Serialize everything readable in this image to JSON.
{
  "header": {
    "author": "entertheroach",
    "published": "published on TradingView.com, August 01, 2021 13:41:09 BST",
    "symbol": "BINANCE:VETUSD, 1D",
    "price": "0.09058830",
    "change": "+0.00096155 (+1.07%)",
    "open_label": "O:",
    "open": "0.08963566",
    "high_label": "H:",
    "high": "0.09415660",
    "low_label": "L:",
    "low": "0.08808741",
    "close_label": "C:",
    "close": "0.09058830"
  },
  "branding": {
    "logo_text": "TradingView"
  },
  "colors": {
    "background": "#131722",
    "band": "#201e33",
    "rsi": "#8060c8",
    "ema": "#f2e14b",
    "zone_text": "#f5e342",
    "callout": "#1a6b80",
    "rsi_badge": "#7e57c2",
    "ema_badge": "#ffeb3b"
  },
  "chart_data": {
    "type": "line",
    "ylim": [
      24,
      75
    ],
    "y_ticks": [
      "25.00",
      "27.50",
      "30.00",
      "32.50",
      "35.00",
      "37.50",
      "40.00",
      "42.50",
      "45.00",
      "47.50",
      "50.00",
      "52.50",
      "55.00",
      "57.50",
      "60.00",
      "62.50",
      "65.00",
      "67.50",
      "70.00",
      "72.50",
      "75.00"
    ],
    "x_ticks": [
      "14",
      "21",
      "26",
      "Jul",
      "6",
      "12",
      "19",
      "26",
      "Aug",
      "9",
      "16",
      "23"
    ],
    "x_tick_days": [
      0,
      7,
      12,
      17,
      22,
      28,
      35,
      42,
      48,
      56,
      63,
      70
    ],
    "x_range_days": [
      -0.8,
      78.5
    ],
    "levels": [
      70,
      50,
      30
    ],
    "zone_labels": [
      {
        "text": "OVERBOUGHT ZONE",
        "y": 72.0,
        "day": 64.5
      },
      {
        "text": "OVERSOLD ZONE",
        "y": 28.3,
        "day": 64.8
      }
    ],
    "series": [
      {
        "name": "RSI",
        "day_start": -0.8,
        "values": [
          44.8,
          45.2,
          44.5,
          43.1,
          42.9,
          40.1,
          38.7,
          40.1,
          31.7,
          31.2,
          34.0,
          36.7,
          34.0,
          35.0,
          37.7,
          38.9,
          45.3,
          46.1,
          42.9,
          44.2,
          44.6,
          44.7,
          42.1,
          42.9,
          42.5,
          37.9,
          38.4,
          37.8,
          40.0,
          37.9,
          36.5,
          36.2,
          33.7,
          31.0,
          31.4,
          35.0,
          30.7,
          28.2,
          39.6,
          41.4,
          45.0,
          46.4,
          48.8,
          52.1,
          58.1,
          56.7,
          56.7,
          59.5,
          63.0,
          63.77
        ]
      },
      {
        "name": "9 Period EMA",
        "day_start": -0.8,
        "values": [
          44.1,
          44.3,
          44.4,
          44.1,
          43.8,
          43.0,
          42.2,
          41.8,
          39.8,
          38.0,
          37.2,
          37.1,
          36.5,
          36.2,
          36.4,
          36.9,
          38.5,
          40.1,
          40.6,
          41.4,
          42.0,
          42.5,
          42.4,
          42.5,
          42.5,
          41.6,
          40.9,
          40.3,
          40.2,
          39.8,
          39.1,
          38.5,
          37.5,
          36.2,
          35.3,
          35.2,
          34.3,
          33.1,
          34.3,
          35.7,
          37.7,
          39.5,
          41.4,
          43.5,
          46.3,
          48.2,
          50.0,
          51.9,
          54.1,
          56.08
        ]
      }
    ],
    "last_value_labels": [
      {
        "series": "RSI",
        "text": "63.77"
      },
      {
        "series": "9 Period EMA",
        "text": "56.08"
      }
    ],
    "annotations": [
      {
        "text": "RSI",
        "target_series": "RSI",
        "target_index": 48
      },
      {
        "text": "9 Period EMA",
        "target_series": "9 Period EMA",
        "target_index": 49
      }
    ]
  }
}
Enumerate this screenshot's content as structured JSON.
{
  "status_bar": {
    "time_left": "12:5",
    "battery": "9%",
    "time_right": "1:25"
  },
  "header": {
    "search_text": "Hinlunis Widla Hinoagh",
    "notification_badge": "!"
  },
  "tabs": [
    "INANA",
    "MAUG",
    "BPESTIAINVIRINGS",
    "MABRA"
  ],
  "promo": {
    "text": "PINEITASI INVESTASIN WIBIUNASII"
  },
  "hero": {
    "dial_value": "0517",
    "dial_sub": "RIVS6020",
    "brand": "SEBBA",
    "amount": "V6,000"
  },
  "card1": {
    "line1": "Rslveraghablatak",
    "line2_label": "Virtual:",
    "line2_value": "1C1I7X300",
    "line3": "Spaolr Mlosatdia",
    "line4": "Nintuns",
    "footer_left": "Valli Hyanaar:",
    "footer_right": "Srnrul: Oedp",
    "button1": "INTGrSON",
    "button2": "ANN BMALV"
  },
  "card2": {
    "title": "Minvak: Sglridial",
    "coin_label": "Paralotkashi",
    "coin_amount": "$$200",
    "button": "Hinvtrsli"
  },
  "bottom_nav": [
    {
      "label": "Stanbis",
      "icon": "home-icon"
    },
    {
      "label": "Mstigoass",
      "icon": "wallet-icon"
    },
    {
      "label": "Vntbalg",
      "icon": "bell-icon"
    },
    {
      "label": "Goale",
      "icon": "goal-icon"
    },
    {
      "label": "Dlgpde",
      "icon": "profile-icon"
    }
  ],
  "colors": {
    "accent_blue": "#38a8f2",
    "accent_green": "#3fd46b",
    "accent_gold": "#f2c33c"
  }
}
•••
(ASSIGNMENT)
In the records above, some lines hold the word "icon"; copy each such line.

(YOUR RESPONSE)
      "icon": "home-icon"
      "icon": "wallet-icon"
      "icon": "bell-icon"
      "icon": "goal-icon"
      "icon": "profile-icon"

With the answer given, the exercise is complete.